* GOAL OF THE EXERCISE *
Every record must be retyped exactly as it reads.

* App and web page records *
# # # # # # #

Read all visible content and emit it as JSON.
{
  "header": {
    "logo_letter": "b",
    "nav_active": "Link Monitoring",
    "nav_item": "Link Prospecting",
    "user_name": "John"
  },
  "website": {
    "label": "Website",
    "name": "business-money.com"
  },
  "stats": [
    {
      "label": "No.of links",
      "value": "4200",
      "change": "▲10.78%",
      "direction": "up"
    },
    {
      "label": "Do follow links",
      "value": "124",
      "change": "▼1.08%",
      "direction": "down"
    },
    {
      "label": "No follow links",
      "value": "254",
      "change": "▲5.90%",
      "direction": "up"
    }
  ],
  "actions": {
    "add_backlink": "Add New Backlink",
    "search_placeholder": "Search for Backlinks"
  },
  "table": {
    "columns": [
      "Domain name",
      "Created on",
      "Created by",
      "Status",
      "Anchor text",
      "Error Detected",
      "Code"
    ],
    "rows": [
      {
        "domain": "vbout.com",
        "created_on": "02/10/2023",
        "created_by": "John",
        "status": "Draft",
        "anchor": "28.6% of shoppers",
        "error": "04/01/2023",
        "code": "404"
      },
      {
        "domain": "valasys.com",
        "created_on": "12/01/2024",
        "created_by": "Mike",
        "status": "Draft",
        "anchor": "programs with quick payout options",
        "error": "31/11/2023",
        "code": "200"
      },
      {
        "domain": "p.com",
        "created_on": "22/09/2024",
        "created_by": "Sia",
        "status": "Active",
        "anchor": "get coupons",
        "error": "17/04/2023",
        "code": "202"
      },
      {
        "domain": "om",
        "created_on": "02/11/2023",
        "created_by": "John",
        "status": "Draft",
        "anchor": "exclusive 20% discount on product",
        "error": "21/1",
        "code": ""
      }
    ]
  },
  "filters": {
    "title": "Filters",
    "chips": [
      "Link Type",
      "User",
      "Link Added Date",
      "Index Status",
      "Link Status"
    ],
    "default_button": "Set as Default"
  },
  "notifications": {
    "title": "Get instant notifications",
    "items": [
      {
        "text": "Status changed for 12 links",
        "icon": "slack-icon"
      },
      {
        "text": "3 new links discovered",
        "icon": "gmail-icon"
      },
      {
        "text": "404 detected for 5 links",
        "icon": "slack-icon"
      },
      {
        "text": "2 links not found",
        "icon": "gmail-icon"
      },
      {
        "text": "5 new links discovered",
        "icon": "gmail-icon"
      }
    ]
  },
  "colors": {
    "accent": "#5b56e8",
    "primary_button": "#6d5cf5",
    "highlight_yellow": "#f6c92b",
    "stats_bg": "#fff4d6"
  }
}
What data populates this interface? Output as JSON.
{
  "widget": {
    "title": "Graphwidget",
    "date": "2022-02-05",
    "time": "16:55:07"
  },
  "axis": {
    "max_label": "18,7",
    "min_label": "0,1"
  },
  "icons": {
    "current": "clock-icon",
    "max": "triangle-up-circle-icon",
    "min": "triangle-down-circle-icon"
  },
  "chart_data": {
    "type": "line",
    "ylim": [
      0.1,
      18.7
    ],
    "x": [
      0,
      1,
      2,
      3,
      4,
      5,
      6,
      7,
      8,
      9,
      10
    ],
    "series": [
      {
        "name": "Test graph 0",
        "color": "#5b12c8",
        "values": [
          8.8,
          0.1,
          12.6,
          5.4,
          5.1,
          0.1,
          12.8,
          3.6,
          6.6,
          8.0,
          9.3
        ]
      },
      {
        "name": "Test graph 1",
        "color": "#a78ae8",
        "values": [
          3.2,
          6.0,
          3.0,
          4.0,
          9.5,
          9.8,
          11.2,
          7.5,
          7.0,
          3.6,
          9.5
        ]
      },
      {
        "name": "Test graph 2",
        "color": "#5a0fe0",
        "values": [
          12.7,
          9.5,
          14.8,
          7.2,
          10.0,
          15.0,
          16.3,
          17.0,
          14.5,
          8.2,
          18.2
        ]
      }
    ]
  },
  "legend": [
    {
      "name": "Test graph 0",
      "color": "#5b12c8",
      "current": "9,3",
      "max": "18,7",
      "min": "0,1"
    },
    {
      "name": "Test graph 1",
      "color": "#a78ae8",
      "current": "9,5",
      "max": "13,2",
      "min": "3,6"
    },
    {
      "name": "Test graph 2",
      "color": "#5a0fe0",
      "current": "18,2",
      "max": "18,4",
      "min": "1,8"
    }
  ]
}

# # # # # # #

* RESULT BELOW *
Read all visible content and emit it as JSON.
{
  "header": {
    "logo_letter": "b",
    "nav_active": "Link Monitoring",
    "nav_item": "Link Prospecting",
    "user_name": "John"
  },
  "website": {
    "label": "Website",
    "name": "business-money.com"
  },
  "stats": [
    {
      "label": "No.of links",
      "value": "4200",
      "change": "▲10.78%",
      "direction": "up"
    },
    {
      "label": "Do follow links",
      "value": "124",
      "change": "▼1.08%",
      "direction": "down"
    },
    {
      "label": "No follow links",
      "value": "254",
      "change": "▲5.90%",
      "direction": "up"
    }
  ],
  "actions": {
    "add_backlink": "Add New Backlink",
    "search_placeholder": "Search for Backlinks"
  },
  "table": {
    "columns": [
      "Domain name",
      "Created on",
      "Created by",
      "Status",
      "Anchor text",
      "Error Detected",
      "Code"
    ],
    "rows": [
      {
        "domain": "vbout.com",
        "created_on": "02/10/2023",
        "created_by": "John",
        "status": "Draft",
        "anchor": "28.6% of shoppers",
        "error": "04/01/2023",
        "code": "404"
      },
      {
        "domain": "valasys.com",
        "created_on": "12/01/2024",
        "created_by": "Mike",
        "status": "Draft",
        "anchor": "programs with quick payout options",
        "error": "31/11/2023",
        "code": "200"
      },
      {
        "domain": "p.com",
        "created_on": "22/09/2024",
        "created_by": "Sia",
        "status": "Active",
        "anchor": "get coupons",
        "error": "17/04/2023",
        "code": "202"
      },
      {
        "domain": "om",
        "created_on": "02/11/2023",
        "created_by": "John",
        "status": "Draft",
        "anchor": "exclusive 20% discount on product",
        "error": "21/1",
        "code": ""
      }
    ]
  },
  "filters": {
    "title": "Filters",
    "chips": [
      "Link Type",
      "User",
      "Link Added Date",
      "Index Status",
      "Link Status"
    ],
    "default_button": "Set as Default"
  },
  "notifications": {
    "title": "Get instant notifications",
    "items": [
      {
        "text": "Status changed for 12 links",
        "icon": "slack-icon"
      },
      {
        "text": "3 new links discovered",
        "icon": "gmail-icon"
      },
      {
        "text": "404 detected for 5 links",
        "icon": "slack-icon"
      },
      {
        "text": "2 links not found",
        "icon": "gmail-icon"
      },
      {
        "text": "5 new links discovered",
        "icon": "gmail-icon"
      }
    ]
  },
  "colors": {
    "accent": "#5b56e8",
    "primary_button": "#6d5cf5",
    "highlight_yellow": "#f6c92b",
    "stats_bg": "#fff4d6"
  }
}
What data populates this interface? Output as JSON.
{
  "widget": {
    "title": "Graphwidget",
    "date": "2022-02-05",
    "time": "16:55:07"
  },
  "axis": {
    "max_label": "18,7",
    "min_label": "0,1"
  },
  "icons": {
    "current": "clock-icon",
    "max": "triangle-up-circle-icon",
    "min": "triangle-down-circle-icon"
  },
  "chart_data": {
    "type": "line",
    "ylim": [
      0.1,
      18.7
    ],
    "x": [
      0,
      1,
      2,
      3,
      4,
      5,
      6,
      7,
      8,
      9,
      10
    ],
    "series": [
      {
        "name": "Test graph 0",
        "color": "#5b12c8",
        "values": [
          8.8,
          0.1,
          12.6,
          5.4,
          5.1,
          0.1,
          12.8,
          3.6,
          6.6,
          8.0,
          9.3
        ]
      },
      {
        "name": "Test graph 1",
        "color": "#a78ae8",
        "values": [
          3.2,
          6.0,
          3.0,
          4.0,
          9.5,
          9.8,
          11.2,
          7.5,
          7.0,
          3.6,
          9.5
        ]
      },
      {
        "name": "Test graph 2",
        "color": "#5a0fe0",
        "values": [
          12.7,
          9.5,
          14.8,
          7.2,
          10.0,
          15.0,
          16.3,
          17.0,
          14.5,
          8.2,
          18.2
        ]
      }
    ]
  },
  "legend": [
    {
      "name": "Test graph 0",
      "color": "#5b12c8",
      "current": "9,3",
      "max": "18,7",
      "min": "0,1"
    },
    {
      "name": "Test graph 1",
      "color": "#a78ae8",
      "current": "9,5",
      "max": "13,2",
      "min": "3,6"
    },
    {
      "name": "Test graph 2",
      "color": "#5a0fe0",
      "current": "18,2",
      "max": "18,4",
      "min": "1,8"
    }
  ]
}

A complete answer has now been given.